SA and UK start making plans for post-Brexit trade

by LINDA ENSOR

SA and the UK have reached an in-principle agreement that an interim arrangement will be put in place once Britain leaves the EU which will be based on the existing economic partnership agreement between SA and the EU.

This will ensure a smooth transition and ensure there is no interruption in trade between the two countries when Brexit occurs in about two years’ time. Until the exit the UK will be subject to all the trade obligations of the EU, including the economic partnership agreement.

The Southern African Customs Union (Sacu) has already sent a letter to the UK requesting that discussions take place to establish an interim arrangement based on the economic partnership agreement.

"It is anticipated that discussions between Sacu and the UK may start after the UK’s general elections on June 8 2017," Department of Trade and Industry chief director for trade negotiations Niki Kruger told members of Parliament’s trade and industry portfolio committee this week.

She noted that the in-principle agreement had been arrived at in the continuing discussions on post-Brexit arrangements that have taken place between SA and the UK.

Kruger said there were a number of tariff rate quotas in the economic partnership agreement and SA would have to negotiate the volume of these with the UK. Tariff rate quotas protect a domestically produced commodity or product from competitive imports. They allow a quota or volume of product to come in at a lower tariff, while anything above the quota is subject to a higher, often prohibitive tariff.

"Since the tariff rate quotas with the EU were never increased as more countries became part of the EU [such as Croatia in 2014] it is SA’s position that the volume of tariff rate quotas in the economic partnership agreement should not be reduced with the UK’s exit from the EU."

The economic partnership agreement, which replaced the previous trade development and cooperation agreement between SA and the EU, was signed in June 2016 and came into force on October 10, except for agricultural products which took effect from November 1. The partnership agreement gave improved market access for 32 agricultural products, especially wine, sugar and ethanol.
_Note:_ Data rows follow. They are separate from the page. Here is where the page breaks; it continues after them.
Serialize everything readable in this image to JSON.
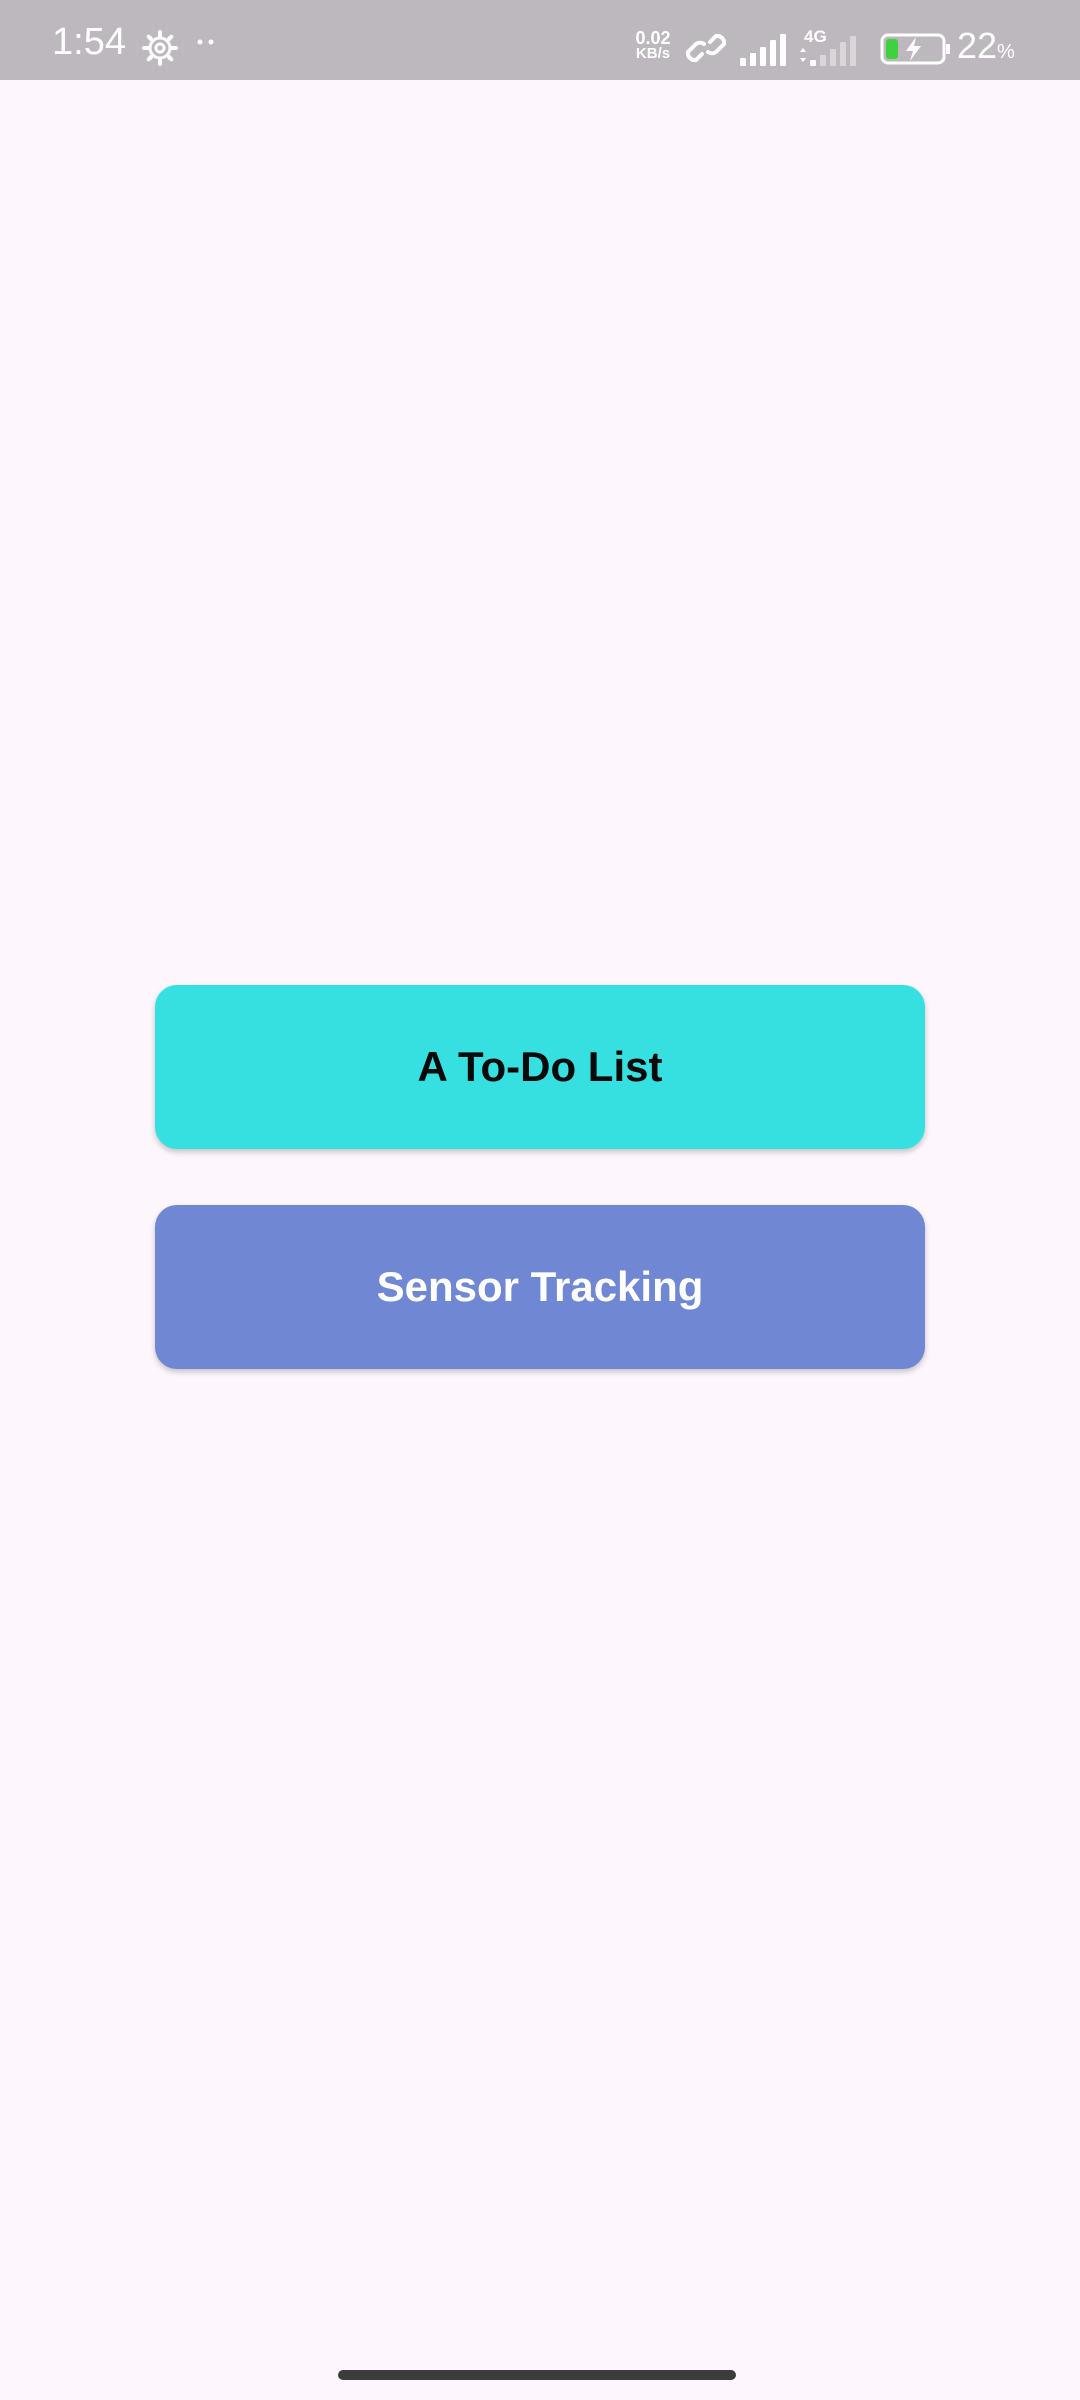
{
  "status_bar": {
    "time": "1:54",
    "net_speed_value": "0.02",
    "net_speed_unit": "KB/s",
    "network_type": "4G",
    "battery_level": "22",
    "battery_unit": "%",
    "icons": [
      "settings-gear-icon",
      "notification-dots-icon",
      "link-icon",
      "signal-icon",
      "signal-4g-icon",
      "battery-charging-icon"
    ]
  },
  "main": {
    "buttons": [
      {
        "label": "A To-Do List",
        "color": "#37e0e0"
      },
      {
        "label": "Sensor Tracking",
        "color": "#7087d4"
      }
    ]
  },
  "colors": {
    "background": "#fdf7fd",
    "status_bar": "#bdb8bd"
  }
}
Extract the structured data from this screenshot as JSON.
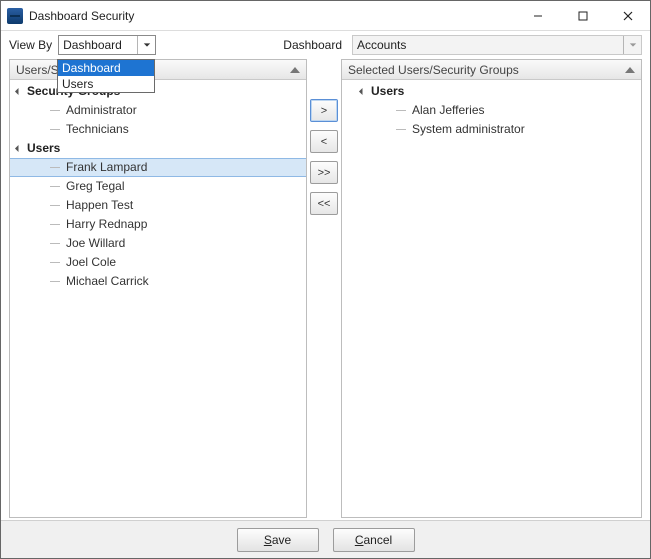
{
  "window": {
    "title": "Dashboard Security"
  },
  "toolbar": {
    "view_by_label": "View By",
    "view_by_value": "Dashboard",
    "view_by_options": [
      "Dashboard",
      "Users"
    ],
    "dashboard_label": "Dashboard",
    "dashboard_value": "Accounts"
  },
  "left_panel": {
    "header": "Users/Security Groups",
    "groups": [
      {
        "label": "Security Groups",
        "items": [
          "Administrator",
          "Technicians"
        ]
      },
      {
        "label": "Users",
        "items": [
          "Frank Lampard",
          "Greg Tegal",
          "Happen Test",
          "Harry Rednapp",
          "Joe Willard",
          "Joel Cole",
          "Michael Carrick"
        ],
        "highlighted_index": 0
      }
    ]
  },
  "right_panel": {
    "header": "Selected Users/Security Groups",
    "groups": [
      {
        "label": "Users",
        "items": [
          "Alan Jefferies",
          "System administrator"
        ]
      }
    ]
  },
  "transfer": {
    "add": ">",
    "remove": "<",
    "add_all": ">>",
    "remove_all": "<<"
  },
  "footer": {
    "save": "Save",
    "cancel": "Cancel"
  }
}
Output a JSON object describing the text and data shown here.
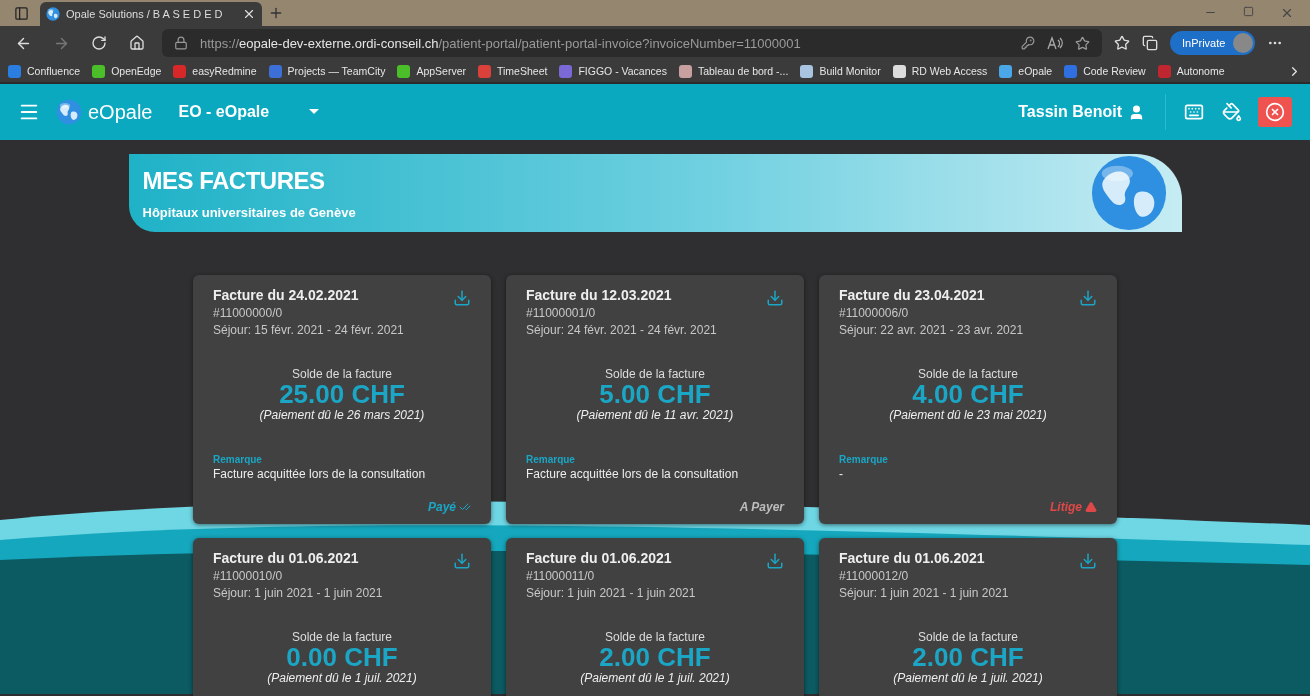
{
  "browser": {
    "tab_title": "Opale Solutions / B A S E D E D",
    "url": {
      "scheme": "https://",
      "host": "eopale-dev-externe.ordi-conseil.ch",
      "path": "/patient-portal/patient-portal-invoice?invoiceNumber=11000001"
    },
    "profile_label": "InPrivate",
    "bookmarks": [
      {
        "label": "Confluence",
        "color": "#2a7de1"
      },
      {
        "label": "OpenEdge",
        "color": "#4bbf2a"
      },
      {
        "label": "easyRedmine",
        "color": "#d62828"
      },
      {
        "label": "Projects — TeamCity",
        "color": "#3c6fd8"
      },
      {
        "label": "AppServer",
        "color": "#4bbf2a"
      },
      {
        "label": "TimeSheet",
        "color": "#d9413a"
      },
      {
        "label": "FIGGO - Vacances",
        "color": "#7a6ad8"
      },
      {
        "label": "Tableau de bord -...",
        "color": "#c9a0a0"
      },
      {
        "label": "Build Monitor",
        "color": "#a8c4e0"
      },
      {
        "label": "RD Web Access",
        "color": "#dddddd"
      },
      {
        "label": "eOpale",
        "color": "#4aa8e8"
      },
      {
        "label": "Code Review",
        "color": "#2f6fe0"
      },
      {
        "label": "Autonome",
        "color": "#c0262f"
      }
    ]
  },
  "app": {
    "brand": "eOpale",
    "workspace": "EO - eOpale",
    "user": "Tassin Benoit"
  },
  "banner": {
    "title": "MES FACTURES",
    "subtitle": "Hôpitaux universitaires de Genève"
  },
  "invoices": [
    {
      "title": "Facture du 24.02.2021",
      "number": "#11000000/0",
      "stay": "Séjour: 15 févr. 2021 - 24 févr. 2021",
      "balance_label": "Solde de la facture",
      "amount": "25.00 CHF",
      "due": "(Paiement dû le 26 mars 2021)",
      "remark_label": "Remarque",
      "remark": "Facture acquittée lors de la consultation",
      "status": {
        "kind": "paid",
        "label": "Payé"
      }
    },
    {
      "title": "Facture du 12.03.2021",
      "number": "#11000001/0",
      "stay": "Séjour: 24 févr. 2021 - 24 févr. 2021",
      "balance_label": "Solde de la facture",
      "amount": "5.00 CHF",
      "due": "(Paiement dû le 11 avr. 2021)",
      "remark_label": "Remarque",
      "remark": "Facture acquittée lors de la consultation",
      "status": {
        "kind": "topay",
        "label": "A Payer"
      }
    },
    {
      "title": "Facture du 23.04.2021",
      "number": "#11000006/0",
      "stay": "Séjour: 22 avr. 2021 - 23 avr. 2021",
      "balance_label": "Solde de la facture",
      "amount": "4.00 CHF",
      "due": "(Paiement dû le 23 mai 2021)",
      "remark_label": "Remarque",
      "remark": "-",
      "status": {
        "kind": "dispute",
        "label": "Litige"
      }
    },
    {
      "title": "Facture du 01.06.2021",
      "number": "#11000010/0",
      "stay": "Séjour: 1 juin 2021 - 1 juin 2021",
      "balance_label": "Solde de la facture",
      "amount": "0.00 CHF",
      "due": "(Paiement dû le 1 juil. 2021)"
    },
    {
      "title": "Facture du 01.06.2021",
      "number": "#11000011/0",
      "stay": "Séjour: 1 juin 2021 - 1 juin 2021",
      "balance_label": "Solde de la facture",
      "amount": "2.00 CHF",
      "due": "(Paiement dû le 1 juil. 2021)"
    },
    {
      "title": "Facture du 01.06.2021",
      "number": "#11000012/0",
      "stay": "Séjour: 1 juin 2021 - 1 juin 2021",
      "balance_label": "Solde de la facture",
      "amount": "2.00 CHF",
      "due": "(Paiement dû le 1 juil. 2021)"
    }
  ]
}
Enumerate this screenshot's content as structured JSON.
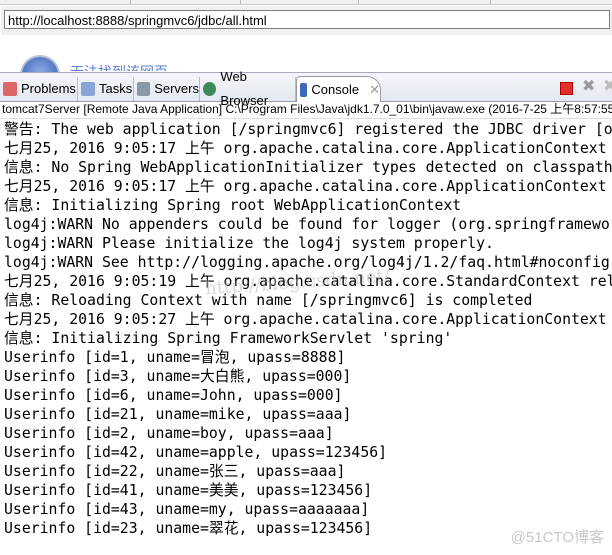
{
  "browser": {
    "url": "http://localhost:8888/springmvc6/jdbc/all.html",
    "page_text": "无法找到该网页"
  },
  "tabs": [
    {
      "label": "Problems",
      "icon": "problems-icon",
      "color": "#c04040"
    },
    {
      "label": "Tasks",
      "icon": "tasks-icon",
      "color": "#4070c0"
    },
    {
      "label": "Servers",
      "icon": "servers-icon",
      "color": "#607080"
    },
    {
      "label": "Web Browser",
      "icon": "globe-icon",
      "color": "#2f8f4f"
    },
    {
      "label": "Console",
      "icon": "console-icon",
      "color": "#3060b0",
      "active": true
    }
  ],
  "console": {
    "description": "tomcat7Server [Remote Java Application] C:\\Program Files\\Java\\jdk1.7.0_01\\bin\\javaw.exe (2016-7-25 上午8:57:55)",
    "lines": [
      "警告: The web application [/springmvc6] registered the JDBC driver [o",
      "七月25, 2016 9:05:17 上午 org.apache.catalina.core.ApplicationContext l",
      "信息: No Spring WebApplicationInitializer types detected on classpath",
      "七月25, 2016 9:05:17 上午 org.apache.catalina.core.ApplicationContext l",
      "信息: Initializing Spring root WebApplicationContext",
      "log4j:WARN No appenders could be found for logger (org.springframewo",
      "log4j:WARN Please initialize the log4j system properly.",
      "log4j:WARN See http://logging.apache.org/log4j/1.2/faq.html#noconfig",
      "七月25, 2016 9:05:19 上午 org.apache.catalina.core.StandardContext relo",
      "信息: Reloading Context with name [/springmvc6] is completed",
      "七月25, 2016 9:05:27 上午 org.apache.catalina.core.ApplicationContext l",
      "信息: Initializing Spring FrameworkServlet 'spring'",
      "Userinfo [id=1, uname=冒泡, upass=8888]",
      "Userinfo [id=3, uname=大白熊, upass=000]",
      "Userinfo [id=6, uname=John, upass=000]",
      "Userinfo [id=21, uname=mike, upass=aaa]",
      "Userinfo [id=2, uname=boy, upass=aaa]",
      "Userinfo [id=42, uname=apple, upass=123456]",
      "Userinfo [id=22, uname=张三, upass=aaa]",
      "Userinfo [id=41, uname=美美, upass=123456]",
      "Userinfo [id=43, uname=my, upass=aaaaaaa]",
      "Userinfo [id=23, uname=翠花, upass=123456]"
    ]
  },
  "watermarks": {
    "blog": "http://blog.csdn.net/",
    "site": "@51CTO博客"
  }
}
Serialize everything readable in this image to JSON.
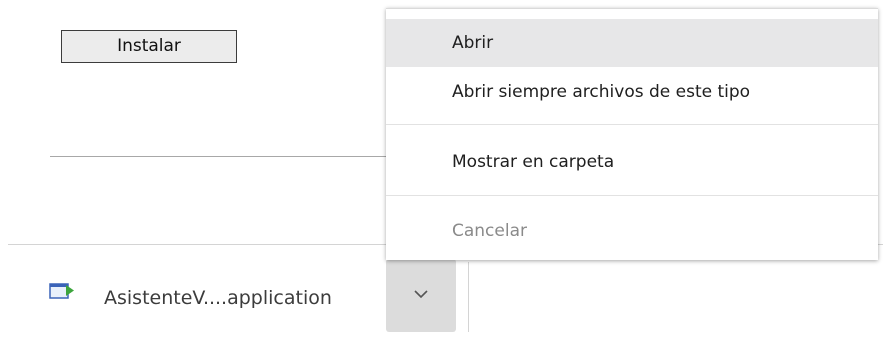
{
  "page": {
    "install_button_label": "Instalar"
  },
  "downloads": {
    "file_name": "AsistenteV....application",
    "file_icon": "application-file-icon",
    "chevron_icon": "chevron-down-icon"
  },
  "context_menu": {
    "items": [
      {
        "label": "Abrir",
        "state": "highlighted"
      },
      {
        "label": "Abrir siempre archivos de este tipo",
        "state": "normal"
      },
      {
        "label": "Mostrar en carpeta",
        "state": "normal"
      },
      {
        "label": "Cancelar",
        "state": "disabled"
      }
    ]
  },
  "colors": {
    "highlight": "#e7e7e8",
    "disabled_text": "#8a8a8a",
    "chevron_button_bg": "#dcdcdc"
  }
}
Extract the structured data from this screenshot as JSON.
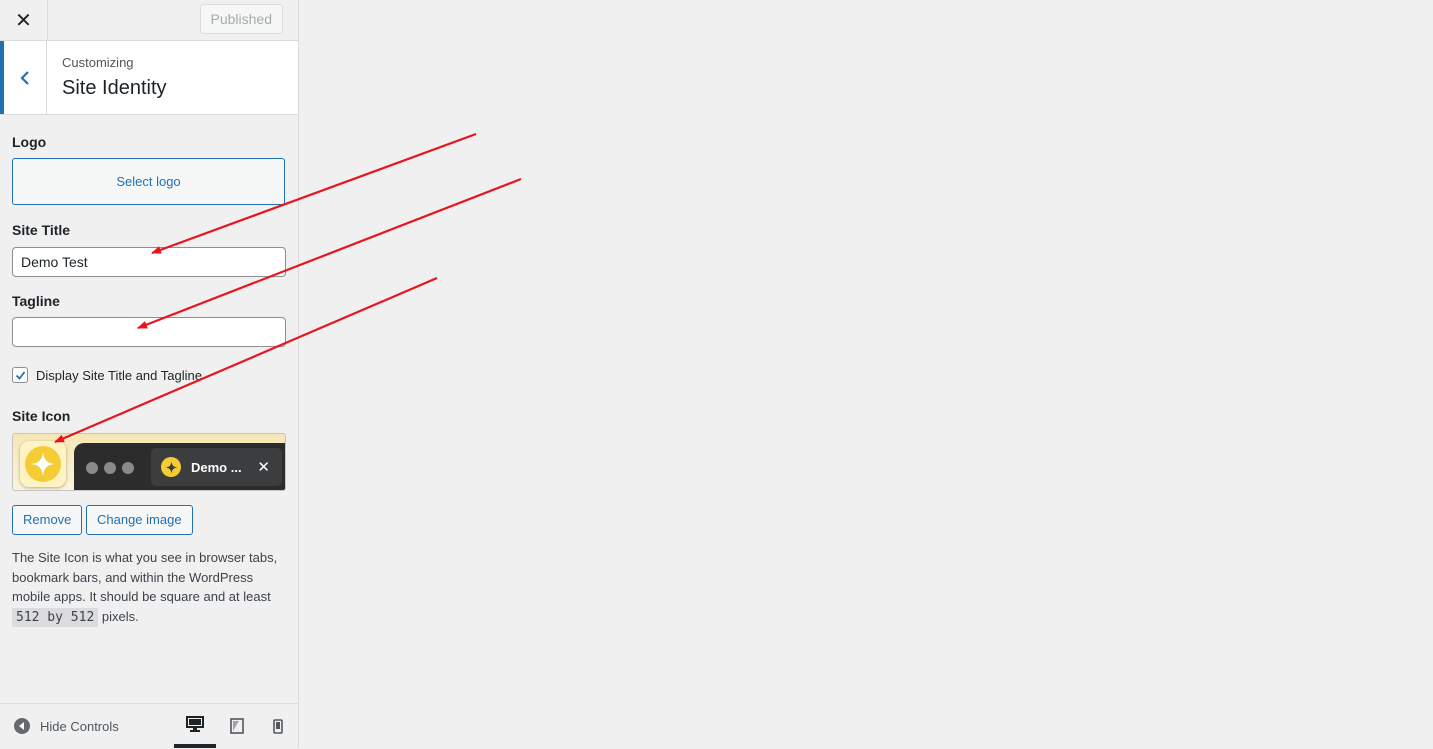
{
  "header": {
    "close_icon": "close-icon",
    "published_label": "Published"
  },
  "section": {
    "back_icon": "chevron-left-icon",
    "breadcrumb": "Customizing",
    "title": "Site Identity"
  },
  "logo": {
    "label": "Logo",
    "button_label": "Select logo"
  },
  "site_title": {
    "label": "Site Title",
    "value": "Demo Test"
  },
  "tagline": {
    "label": "Tagline",
    "value": ""
  },
  "display_title_tagline": {
    "label": "Display Site Title and Tagline",
    "checked": true
  },
  "site_icon": {
    "label": "Site Icon",
    "tab_title": "Demo ...",
    "remove_label": "Remove",
    "change_label": "Change image",
    "description_part1": "The Site Icon is what you see in browser tabs, bookmark bars, and within the WordPress mobile apps. It should be square and at least ",
    "description_code": "512 by 512",
    "description_part2": " pixels."
  },
  "footer": {
    "hide_controls_label": "Hide Controls",
    "devices": [
      "desktop-icon",
      "tablet-icon",
      "mobile-icon"
    ],
    "active_device": "desktop"
  },
  "colors": {
    "accent": "#2271b1",
    "annotation_arrow": "#e8141e",
    "icon_yellow": "#f4cc35"
  }
}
The UK is SA’s seventh largest trading partner and second biggest in the EU. About 30% of SA’s fruit exports and 25% of all wine exports go to the UK. Total trade between SA and the EU — as a bloc, SA’s largest trading partner — increased from R150bn in 2000 to R588bn in 2016. South African exports to the EU over this period rose from R64bn to R250bn while imports from the EU increased from R88bn to R338bn.

source: Business Day